> **Problem requirements**
The expected result is every line of the records, printed exactly.
======== Input data
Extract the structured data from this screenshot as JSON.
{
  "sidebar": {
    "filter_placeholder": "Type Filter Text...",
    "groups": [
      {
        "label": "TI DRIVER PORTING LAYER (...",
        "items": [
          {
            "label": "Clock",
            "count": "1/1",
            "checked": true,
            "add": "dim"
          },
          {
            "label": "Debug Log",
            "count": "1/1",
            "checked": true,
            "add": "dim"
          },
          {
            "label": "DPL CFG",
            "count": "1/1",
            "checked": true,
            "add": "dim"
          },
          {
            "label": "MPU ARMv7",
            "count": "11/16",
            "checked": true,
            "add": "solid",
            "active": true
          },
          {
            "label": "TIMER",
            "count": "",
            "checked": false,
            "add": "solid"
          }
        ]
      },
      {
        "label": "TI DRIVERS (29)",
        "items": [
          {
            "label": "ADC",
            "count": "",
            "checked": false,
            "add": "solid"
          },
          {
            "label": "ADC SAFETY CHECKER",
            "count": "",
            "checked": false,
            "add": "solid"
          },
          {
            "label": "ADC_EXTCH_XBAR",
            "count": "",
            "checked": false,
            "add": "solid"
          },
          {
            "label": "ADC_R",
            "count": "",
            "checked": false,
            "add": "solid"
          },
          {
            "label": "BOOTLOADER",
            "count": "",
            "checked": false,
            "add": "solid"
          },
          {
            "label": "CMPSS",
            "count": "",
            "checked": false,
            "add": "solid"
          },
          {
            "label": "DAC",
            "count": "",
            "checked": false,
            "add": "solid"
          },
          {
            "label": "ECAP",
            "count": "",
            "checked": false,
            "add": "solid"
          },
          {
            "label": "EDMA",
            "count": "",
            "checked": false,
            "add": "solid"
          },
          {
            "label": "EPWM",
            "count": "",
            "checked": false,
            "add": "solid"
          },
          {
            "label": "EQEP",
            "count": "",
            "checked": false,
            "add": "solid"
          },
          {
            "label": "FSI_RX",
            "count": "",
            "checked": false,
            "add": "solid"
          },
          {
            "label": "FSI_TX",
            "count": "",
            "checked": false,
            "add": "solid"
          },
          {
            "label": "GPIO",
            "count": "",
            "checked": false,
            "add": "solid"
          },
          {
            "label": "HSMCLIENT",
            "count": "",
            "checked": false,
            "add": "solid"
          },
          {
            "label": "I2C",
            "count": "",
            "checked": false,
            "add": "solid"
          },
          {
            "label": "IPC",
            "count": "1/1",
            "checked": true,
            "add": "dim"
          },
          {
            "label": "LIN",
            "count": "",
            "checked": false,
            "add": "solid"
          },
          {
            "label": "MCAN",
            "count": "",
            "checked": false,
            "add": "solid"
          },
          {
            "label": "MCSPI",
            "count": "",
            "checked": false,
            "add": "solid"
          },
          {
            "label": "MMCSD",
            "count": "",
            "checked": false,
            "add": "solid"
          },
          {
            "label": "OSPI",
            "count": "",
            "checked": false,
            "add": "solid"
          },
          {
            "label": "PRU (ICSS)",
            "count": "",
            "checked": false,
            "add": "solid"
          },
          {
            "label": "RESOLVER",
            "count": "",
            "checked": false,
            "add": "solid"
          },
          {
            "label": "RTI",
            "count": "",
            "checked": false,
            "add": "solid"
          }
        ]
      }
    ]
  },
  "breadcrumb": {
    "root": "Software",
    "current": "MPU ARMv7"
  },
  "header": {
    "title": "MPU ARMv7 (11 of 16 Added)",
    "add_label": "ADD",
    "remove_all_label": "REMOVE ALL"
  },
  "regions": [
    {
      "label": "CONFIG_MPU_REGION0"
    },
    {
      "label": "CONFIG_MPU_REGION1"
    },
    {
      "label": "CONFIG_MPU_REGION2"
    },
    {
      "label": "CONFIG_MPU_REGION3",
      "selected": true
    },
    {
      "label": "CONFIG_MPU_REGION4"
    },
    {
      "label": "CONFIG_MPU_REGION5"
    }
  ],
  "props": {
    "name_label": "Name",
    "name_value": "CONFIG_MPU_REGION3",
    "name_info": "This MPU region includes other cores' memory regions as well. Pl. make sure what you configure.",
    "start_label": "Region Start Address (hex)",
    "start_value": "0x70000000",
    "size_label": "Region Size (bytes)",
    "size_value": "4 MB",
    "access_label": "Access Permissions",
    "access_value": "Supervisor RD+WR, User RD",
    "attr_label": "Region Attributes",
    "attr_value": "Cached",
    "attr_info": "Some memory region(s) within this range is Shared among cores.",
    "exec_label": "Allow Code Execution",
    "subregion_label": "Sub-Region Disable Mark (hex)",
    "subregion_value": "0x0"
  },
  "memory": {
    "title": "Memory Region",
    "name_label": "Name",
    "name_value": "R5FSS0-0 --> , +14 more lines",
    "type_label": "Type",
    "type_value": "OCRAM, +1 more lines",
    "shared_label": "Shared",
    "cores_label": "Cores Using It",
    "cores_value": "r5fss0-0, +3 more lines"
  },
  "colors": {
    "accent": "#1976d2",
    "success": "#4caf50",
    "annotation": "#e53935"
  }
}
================
> **Answer to this exercise**
Extract the structured data from this screenshot as JSON.
{
  "sidebar": {
    "filter_placeholder": "Type Filter Text...",
    "groups": [
      {
        "label": "TI DRIVER PORTING LAYER (...",
        "items": [
          {
            "label": "Clock",
            "count": "1/1",
            "checked": true,
            "add": "dim"
          },
          {
            "label": "Debug Log",
            "count": "1/1",
            "checked": true,
            "add": "dim"
          },
          {
            "label": "DPL CFG",
            "count": "1/1",
            "checked": true,
            "add": "dim"
          },
          {
            "label": "MPU ARMv7",
            "count": "11/16",
            "checked": true,
            "add": "solid",
            "active": true
          },
          {
            "label": "TIMER",
            "count": "",
            "checked": false,
            "add": "solid"
          }
        ]
      },
      {
        "label": "TI DRIVERS (29)",
        "items": [
          {
            "label": "ADC",
            "count": "",
            "checked": false,
            "add": "solid"
          },
          {
            "label": "ADC SAFETY CHECKER",
            "count": "",
            "checked": false,
            "add": "solid"
          },
          {
            "label": "ADC_EXTCH_XBAR",
            "count": "",
            "checked": false,
            "add": "solid"
          },
          {
            "label": "ADC_R",
            "count": "",
            "checked": false,
            "add": "solid"
          },
          {
            "label": "BOOTLOADER",
            "count": "",
            "checked": false,
            "add": "solid"
          },
          {
            "label": "CMPSS",
            "count": "",
            "checked": false,
            "add": "solid"
          },
          {
            "label": "DAC",
            "count": "",
            "checked": false,
            "add": "solid"
          },
          {
            "label": "ECAP",
            "count": "",
            "checked": false,
            "add": "solid"
          },
          {
            "label": "EDMA",
            "count": "",
            "checked": false,
            "add": "solid"
          },
          {
            "label": "EPWM",
            "count": "",
            "checked": false,
            "add": "solid"
          },
          {
            "label": "EQEP",
            "count": "",
            "checked": false,
            "add": "solid"
          },
          {
            "label": "FSI_RX",
            "count": "",
            "checked": false,
            "add": "solid"
          },
          {
            "label": "FSI_TX",
            "count": "",
            "checked": false,
            "add": "solid"
          },
          {
            "label": "GPIO",
            "count": "",
            "checked": false,
            "add": "solid"
          },
          {
            "label": "HSMCLIENT",
            "count": "",
            "checked": false,
            "add": "solid"
          },
          {
            "label": "I2C",
            "count": "",
            "checked": false,
            "add": "solid"
          },
          {
            "label": "IPC",
            "count": "1/1",
            "checked": true,
            "add": "dim"
          },
          {
            "label": "LIN",
            "count": "",
            "checked": false,
            "add": "solid"
          },
          {
            "label": "MCAN",
            "count": "",
            "checked": false,
            "add": "solid"
          },
          {
            "label": "MCSPI",
            "count": "",
            "checked": false,
            "add": "solid"
          },
          {
            "label": "MMCSD",
            "count": "",
            "checked": false,
            "add": "solid"
          },
          {
            "label": "OSPI",
            "count": "",
            "checked": false,
            "add": "solid"
          },
          {
            "label": "PRU (ICSS)",
            "count": "",
            "checked": false,
            "add": "solid"
          },
          {
            "label": "RESOLVER",
            "count": "",
            "checked": false,
            "add": "solid"
          },
          {
            "label": "RTI",
            "count": "",
            "checked": false,
            "add": "solid"
          }
        ]
      }
    ]
  },
  "breadcrumb": {
    "root": "Software",
    "current": "MPU ARMv7"
  },
  "header": {
    "title": "MPU ARMv7 (11 of 16 Added)",
    "add_label": "ADD",
    "remove_all_label": "REMOVE ALL"
  },
  "regions": [
    {
      "label": "CONFIG_MPU_REGION0"
    },
    {
      "label": "CONFIG_MPU_REGION1"
    },
    {
      "label": "CONFIG_MPU_REGION2"
    },
    {
      "label": "CONFIG_MPU_REGION3",
      "selected": true
    },
    {
      "label": "CONFIG_MPU_REGION4"
    },
    {
      "label": "CONFIG_MPU_REGION5"
    }
  ],
  "props": {
    "name_label": "Name",
    "name_value": "CONFIG_MPU_REGION3",
    "name_info": "This MPU region includes other cores' memory regions as well. Pl. make sure what you configure.",
    "start_label": "Region Start Address (hex)",
    "start_value": "0x70000000",
    "size_label": "Region Size (bytes)",
    "size_value": "4 MB",
    "access_label": "Access Permissions",
    "access_value": "Supervisor RD+WR, User RD",
    "attr_label": "Region Attributes",
    "attr_value": "Cached",
    "attr_info": "Some memory region(s) within this range is Shared among cores.",
    "exec_label": "Allow Code Execution",
    "subregion_label": "Sub-Region Disable Mark (hex)",
    "subregion_value": "0x0"
  },
  "memory": {
    "title": "Memory Region",
    "name_label": "Name",
    "name_value": "R5FSS0-0 --> , +14 more lines",
    "type_label": "Type",
    "type_value": "OCRAM, +1 more lines",
    "shared_label": "Shared",
    "cores_label": "Cores Using It",
    "cores_value": "r5fss0-0, +3 more lines"
  },
  "colors": {
    "accent": "#1976d2",
    "success": "#4caf50",
    "annotation": "#e53935"
  }
}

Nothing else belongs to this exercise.